Childbirth is a joyous and eagerly-awaited moment in a person’s life. Not only the parents but the larger family also join in the happiness. This joy and happiness take on edges of tension as the child reaches the age of 3. Selecting a school, the school applications, the fund of knowledge gained from grandparents, neighbors, office colleagues and of course, the omniscient Google Baba—manage to make for a stressful time for the parents.
Nowadays with most schools opting for online processes, it has become less tiring as one does not have to do the rounds of various schools and navigate the serpentine queues as earlier. Yet, many first time parents are racked by doubts whether their criterion for selecting the school was appropriate for their child. This article seeks to help them to navigate their way through their doubts and reach an informed decision.
Location: It is important and desirable to choose a school which is not far from the house. Commuting is less stressful for the child and the parent can reach the school quickly in case of an emergency. Considering the traffic woes faced by every city and town, it makes a lot of sense to admit the child in a neighborhood school.
Student-teacher ratio: The accepted norm in most states is 1:30 teacher-student ratio. Of course in international schools, it is even lower at 1:15/20. Studies have found that children learn better when individual attention is given by the teacher, thereby, enhancing their learning capabilities and this is definitely not possible in a class of say, 60!
Fees: This is the tricky part. Parents generally are willing to over-extend themselves to admit their children in ‘good’ schools. But not all expensive schools are good and neither is the opposite true. One has to consider one’s budgetary constraints vis-a-vis the deliverables by the school.
– Is the child learning according to his age?
– Does the school have a robust security system?
– Is it in line with modern technologies?
Before paying exorbitant fees, a parent has to find answers to these questions.
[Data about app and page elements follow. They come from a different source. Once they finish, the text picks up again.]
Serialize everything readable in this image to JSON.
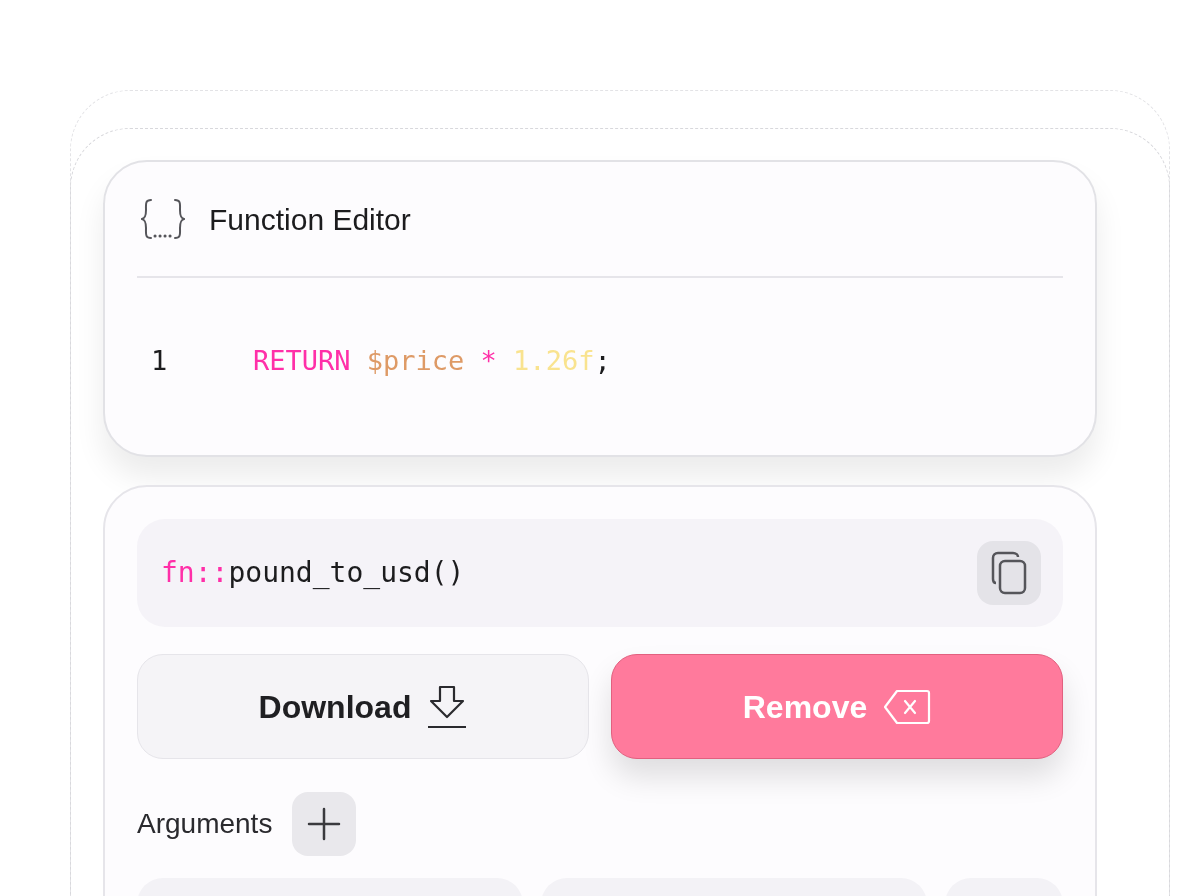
{
  "editor": {
    "title": "Function Editor",
    "lines": [
      {
        "number": "1",
        "tokens": [
          {
            "kind": "keyword",
            "text": "RETURN"
          },
          {
            "kind": "variable",
            "text": "$price"
          },
          {
            "kind": "operator",
            "text": "*"
          },
          {
            "kind": "number",
            "text": "1.26f"
          },
          {
            "kind": "punctuation",
            "text": ";"
          }
        ]
      }
    ]
  },
  "signature": {
    "prefix": "fn::",
    "name": "pound_to_usd()"
  },
  "buttons": [
    {
      "kind": "download",
      "label": "Download"
    },
    {
      "kind": "remove",
      "label": "Remove"
    }
  ],
  "arguments": {
    "label": "Arguments",
    "items": [
      {
        "kind": "chip"
      },
      {
        "kind": "chip"
      },
      {
        "kind": "chip"
      }
    ]
  }
}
With each new government challenging the age-old methods, quality education is anyway a luxury in India.
Curriculum: It is important for a parent to find out about the curriculum of the school. Although at the pre-primary stage most parents are not unduly concerned about the academics (as they are more interested in the happiness quotient of their child) still they need to have an understanding of what curriculum the school follows for the later classes. Most importantly, the student should not be spending an inordinate amount of time on home tasks, at least until he reaches the Middle School. In India, CBSE is the most accepted board after state boards but there are a number of international boards like IB and IGCSE which are gaining in popularity.
Extra-curricular activities: Schools today are very progressive in their organization and they do not cater merely to a child’s academic knowledge. All-round development is the watchword of today’s schools. Hence extra-curricular activities are given a lot of importance. It helps to bring out the latent potential of a child and ensures his social, physical and emotional development. Most school websites will give information about the extra-curricular activities that they focus on and develop. Old students and parents of students studying there are also resources that can be tapped.
Quality of teachers: This again is a grey area. How can one judge the quality of teaching? Should one just go by the academic qualifications of teachers or should word-of-mouth publicity be relied on? Are the teachers affectionate and loving? No parent wants a disciplinarian when the child is crying his heart out on his first day. It is difficult to judge as every school has its own approach and the teachers adhere to that. Having said that, today, most schools are very careful in their selection of teachers, especially in the lower classes.
Hygiene, facilities, and security: Where security was not a very big concern two decades ago, schools today are being judged on the safety meter alone sometimes. As the crime rate goes up, so do the security measures. After all, every parent needs to feel that their child is safe within the four walls of the school. Simultaneously, a parent has to check whether the school has a good infrastructure, clean and hygienic classrooms and washrooms, a safe play area and last but not least, a trained medical facility that can deal with emergencies.
The list seems exhaustive but if one is able to get at least 5 out of the 7 criteria, it should be okay. It is not in any order of importance. That order needs to be set by the parent himself. A school should be a happy place for the child at any age.